→ WHAT THE EXERCISE ASKS
Gather every line below where "AbstractNodeExecutor" appears.

→ PROVIDED DATA
····················
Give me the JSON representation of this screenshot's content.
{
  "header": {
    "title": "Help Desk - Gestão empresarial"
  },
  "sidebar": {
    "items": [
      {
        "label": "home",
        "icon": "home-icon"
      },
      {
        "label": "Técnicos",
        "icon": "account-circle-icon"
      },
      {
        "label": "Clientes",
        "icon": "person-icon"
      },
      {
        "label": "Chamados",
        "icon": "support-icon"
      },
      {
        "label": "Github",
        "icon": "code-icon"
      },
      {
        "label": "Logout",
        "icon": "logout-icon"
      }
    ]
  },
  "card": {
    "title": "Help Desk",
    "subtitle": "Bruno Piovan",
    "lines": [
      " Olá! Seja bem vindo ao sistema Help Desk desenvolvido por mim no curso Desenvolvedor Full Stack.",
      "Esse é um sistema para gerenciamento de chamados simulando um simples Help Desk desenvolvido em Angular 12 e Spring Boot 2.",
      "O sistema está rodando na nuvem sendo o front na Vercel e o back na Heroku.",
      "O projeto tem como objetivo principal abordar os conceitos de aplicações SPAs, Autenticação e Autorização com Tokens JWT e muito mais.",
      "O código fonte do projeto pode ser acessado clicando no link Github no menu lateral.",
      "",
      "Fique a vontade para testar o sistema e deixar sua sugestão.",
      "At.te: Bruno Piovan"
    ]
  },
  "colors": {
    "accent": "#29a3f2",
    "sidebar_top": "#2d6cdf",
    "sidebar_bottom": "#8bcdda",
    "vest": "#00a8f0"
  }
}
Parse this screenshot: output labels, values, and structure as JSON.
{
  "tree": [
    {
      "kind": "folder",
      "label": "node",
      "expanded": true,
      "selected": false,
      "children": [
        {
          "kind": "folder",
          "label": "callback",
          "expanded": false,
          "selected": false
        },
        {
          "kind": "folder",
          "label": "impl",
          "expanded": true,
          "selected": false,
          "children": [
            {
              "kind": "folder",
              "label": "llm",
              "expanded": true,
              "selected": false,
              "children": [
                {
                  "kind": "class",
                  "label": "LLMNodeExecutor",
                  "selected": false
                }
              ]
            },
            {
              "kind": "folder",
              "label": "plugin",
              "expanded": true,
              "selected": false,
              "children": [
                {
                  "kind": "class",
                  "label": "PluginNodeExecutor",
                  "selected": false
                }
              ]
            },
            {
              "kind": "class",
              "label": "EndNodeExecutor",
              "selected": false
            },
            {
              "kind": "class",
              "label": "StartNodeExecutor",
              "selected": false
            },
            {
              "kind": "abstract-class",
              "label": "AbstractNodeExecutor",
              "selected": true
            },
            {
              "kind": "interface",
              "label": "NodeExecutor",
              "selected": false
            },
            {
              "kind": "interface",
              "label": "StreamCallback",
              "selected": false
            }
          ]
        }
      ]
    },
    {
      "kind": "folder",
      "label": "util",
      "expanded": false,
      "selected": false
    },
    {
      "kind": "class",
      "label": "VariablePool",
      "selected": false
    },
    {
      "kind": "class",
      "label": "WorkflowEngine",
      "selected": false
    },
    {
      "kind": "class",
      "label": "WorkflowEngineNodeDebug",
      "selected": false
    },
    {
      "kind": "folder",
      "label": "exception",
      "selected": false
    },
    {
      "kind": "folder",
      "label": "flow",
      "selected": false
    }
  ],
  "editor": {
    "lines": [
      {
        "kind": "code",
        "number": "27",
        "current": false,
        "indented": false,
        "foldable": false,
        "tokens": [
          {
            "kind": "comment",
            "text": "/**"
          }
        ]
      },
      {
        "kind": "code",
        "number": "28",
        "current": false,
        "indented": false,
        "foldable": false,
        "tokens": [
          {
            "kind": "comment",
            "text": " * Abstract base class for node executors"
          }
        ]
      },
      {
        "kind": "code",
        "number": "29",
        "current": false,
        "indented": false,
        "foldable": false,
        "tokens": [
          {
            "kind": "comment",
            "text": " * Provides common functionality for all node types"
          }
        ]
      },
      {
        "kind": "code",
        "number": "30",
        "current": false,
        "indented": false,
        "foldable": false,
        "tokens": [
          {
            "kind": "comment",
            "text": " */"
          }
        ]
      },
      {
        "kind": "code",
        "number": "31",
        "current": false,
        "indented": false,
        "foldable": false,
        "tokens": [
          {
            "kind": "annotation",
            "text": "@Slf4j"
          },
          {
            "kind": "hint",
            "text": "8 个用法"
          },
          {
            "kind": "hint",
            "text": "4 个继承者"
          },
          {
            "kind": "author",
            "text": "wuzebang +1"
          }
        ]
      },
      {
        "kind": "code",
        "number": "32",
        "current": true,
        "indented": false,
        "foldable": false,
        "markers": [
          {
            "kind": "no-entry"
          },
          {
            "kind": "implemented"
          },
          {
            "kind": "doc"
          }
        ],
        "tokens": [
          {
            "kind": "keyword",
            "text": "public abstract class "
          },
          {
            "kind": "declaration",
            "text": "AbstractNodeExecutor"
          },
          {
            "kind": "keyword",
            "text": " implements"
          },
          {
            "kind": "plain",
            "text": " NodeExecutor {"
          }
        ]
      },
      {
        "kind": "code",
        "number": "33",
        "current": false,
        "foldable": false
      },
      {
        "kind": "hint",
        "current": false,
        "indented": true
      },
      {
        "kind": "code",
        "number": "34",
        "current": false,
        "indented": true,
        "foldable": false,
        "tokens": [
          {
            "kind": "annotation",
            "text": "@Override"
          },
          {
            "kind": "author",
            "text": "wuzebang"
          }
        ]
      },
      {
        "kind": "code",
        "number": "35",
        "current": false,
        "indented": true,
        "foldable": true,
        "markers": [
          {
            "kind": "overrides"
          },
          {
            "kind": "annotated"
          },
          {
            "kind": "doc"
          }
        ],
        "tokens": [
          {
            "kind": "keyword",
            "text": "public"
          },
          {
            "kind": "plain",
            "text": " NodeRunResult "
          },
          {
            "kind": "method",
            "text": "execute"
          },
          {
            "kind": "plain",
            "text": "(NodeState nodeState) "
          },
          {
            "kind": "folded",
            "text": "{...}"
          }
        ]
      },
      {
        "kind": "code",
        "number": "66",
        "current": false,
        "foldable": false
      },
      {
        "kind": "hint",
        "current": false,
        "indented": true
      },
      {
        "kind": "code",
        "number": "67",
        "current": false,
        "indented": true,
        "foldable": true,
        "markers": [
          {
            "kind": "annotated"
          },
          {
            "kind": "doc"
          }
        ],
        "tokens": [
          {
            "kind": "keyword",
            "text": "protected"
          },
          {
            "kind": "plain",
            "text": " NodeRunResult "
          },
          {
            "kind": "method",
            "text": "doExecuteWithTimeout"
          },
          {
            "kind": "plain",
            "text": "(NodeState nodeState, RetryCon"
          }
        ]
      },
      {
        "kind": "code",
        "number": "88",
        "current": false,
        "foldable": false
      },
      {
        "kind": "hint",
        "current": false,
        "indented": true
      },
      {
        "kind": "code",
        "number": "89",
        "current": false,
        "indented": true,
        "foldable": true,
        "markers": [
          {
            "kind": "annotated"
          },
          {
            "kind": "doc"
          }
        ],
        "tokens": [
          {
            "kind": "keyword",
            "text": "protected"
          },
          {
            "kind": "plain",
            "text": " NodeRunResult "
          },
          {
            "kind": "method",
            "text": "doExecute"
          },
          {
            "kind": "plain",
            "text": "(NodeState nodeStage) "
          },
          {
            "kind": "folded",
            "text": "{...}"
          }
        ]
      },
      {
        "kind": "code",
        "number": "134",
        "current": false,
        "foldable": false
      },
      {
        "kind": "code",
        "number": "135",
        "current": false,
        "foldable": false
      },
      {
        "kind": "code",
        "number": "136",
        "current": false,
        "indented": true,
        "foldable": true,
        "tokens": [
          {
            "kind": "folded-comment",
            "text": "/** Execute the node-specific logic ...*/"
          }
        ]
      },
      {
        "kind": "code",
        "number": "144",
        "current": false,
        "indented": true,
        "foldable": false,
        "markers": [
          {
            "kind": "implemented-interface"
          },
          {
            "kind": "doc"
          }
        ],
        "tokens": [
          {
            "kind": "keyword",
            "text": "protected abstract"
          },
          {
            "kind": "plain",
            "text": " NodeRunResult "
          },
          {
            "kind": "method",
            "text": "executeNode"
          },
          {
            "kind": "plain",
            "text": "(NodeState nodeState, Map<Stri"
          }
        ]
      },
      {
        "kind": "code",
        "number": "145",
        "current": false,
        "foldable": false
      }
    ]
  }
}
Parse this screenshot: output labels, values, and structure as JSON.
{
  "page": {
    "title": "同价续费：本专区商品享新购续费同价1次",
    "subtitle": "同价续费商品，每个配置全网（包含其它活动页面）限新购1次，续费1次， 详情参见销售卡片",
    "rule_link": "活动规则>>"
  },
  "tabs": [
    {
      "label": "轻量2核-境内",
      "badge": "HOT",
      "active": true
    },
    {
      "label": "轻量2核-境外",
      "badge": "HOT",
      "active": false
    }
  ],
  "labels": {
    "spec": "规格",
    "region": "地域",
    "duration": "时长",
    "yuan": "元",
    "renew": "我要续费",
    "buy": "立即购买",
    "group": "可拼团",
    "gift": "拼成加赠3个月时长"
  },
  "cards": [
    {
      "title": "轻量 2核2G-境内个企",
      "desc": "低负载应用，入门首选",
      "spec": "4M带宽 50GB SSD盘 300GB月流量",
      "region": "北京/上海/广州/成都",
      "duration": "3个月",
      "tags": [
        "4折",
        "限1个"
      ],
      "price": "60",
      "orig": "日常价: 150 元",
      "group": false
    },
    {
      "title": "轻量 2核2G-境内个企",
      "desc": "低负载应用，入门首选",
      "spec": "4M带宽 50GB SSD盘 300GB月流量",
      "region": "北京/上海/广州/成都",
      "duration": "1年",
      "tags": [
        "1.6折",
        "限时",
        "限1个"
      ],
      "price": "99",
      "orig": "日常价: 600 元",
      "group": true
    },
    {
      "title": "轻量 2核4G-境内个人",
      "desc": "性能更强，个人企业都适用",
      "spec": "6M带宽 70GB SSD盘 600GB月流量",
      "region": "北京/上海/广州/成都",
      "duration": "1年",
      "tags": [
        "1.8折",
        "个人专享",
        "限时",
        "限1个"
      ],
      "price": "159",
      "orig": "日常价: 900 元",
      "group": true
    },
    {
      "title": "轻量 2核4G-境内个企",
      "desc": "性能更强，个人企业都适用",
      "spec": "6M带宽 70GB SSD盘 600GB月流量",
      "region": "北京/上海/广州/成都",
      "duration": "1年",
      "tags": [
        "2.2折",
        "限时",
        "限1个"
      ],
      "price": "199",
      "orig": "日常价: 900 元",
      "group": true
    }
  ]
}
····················
→ SOLUTION
              "label": "AbstractNodeExecutor",
            "text": "AbstractNodeExecutor"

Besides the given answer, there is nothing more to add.